** What this task involves **
No line before the one containing "Read all visible content and emit it as JSON." is to be output; retype exactly that line and all lines that follow it to the end of the records.

#### Extracted material ####

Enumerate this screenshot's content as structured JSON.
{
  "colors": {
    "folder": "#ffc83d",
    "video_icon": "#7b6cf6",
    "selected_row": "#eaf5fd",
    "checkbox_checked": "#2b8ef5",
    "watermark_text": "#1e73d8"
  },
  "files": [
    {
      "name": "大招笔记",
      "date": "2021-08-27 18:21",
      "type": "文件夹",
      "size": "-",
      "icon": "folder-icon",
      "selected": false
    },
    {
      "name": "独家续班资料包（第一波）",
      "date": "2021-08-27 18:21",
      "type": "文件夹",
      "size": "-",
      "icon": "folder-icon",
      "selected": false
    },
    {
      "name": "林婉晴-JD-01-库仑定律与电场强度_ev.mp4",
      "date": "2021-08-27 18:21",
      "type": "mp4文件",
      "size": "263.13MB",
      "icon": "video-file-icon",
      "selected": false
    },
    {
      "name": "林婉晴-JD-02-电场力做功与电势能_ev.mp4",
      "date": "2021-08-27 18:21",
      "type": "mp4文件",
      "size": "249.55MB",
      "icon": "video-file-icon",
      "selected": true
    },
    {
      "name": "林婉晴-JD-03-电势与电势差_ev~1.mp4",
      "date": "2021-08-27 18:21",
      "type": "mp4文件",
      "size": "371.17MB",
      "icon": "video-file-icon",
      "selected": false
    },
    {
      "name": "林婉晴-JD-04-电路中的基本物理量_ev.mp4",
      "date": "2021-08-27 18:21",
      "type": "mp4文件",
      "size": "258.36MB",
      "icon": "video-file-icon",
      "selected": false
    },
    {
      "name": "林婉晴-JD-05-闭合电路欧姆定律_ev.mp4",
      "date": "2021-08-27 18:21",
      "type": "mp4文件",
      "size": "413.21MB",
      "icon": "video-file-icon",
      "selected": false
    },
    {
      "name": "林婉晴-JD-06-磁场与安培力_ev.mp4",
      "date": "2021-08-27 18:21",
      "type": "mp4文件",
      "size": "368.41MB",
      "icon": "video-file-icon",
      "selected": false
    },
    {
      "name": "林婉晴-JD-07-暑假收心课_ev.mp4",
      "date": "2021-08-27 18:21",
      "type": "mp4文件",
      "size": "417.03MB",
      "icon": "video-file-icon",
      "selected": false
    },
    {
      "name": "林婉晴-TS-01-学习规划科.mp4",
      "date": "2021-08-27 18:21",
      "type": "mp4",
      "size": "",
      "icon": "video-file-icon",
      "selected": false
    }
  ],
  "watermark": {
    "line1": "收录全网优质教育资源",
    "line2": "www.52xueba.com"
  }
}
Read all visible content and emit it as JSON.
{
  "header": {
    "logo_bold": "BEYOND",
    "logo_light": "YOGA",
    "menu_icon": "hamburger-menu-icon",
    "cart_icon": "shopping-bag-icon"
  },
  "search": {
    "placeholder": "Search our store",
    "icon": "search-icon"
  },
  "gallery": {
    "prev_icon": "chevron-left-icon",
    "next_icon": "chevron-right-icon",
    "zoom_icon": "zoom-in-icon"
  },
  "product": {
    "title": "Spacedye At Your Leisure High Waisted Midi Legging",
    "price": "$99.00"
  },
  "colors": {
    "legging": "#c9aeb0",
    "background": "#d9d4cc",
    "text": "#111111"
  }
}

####

** Your response **
Read all visible content and emit it as JSON.
{
  "header": {
    "logo_bold": "BEYOND",
    "logo_light": "YOGA",
    "menu_icon": "hamburger-menu-icon",
    "cart_icon": "shopping-bag-icon"
  },
  "search": {
    "placeholder": "Search our store",
    "icon": "search-icon"
  },
  "gallery": {
    "prev_icon": "chevron-left-icon",
    "next_icon": "chevron-right-icon",
    "zoom_icon": "zoom-in-icon"
  },
  "product": {
    "title": "Spacedye At Your Leisure High Waisted Midi Legging",
    "price": "$99.00"
  },
  "colors": {
    "legging": "#c9aeb0",
    "background": "#d9d4cc",
    "text": "#111111"
  }
}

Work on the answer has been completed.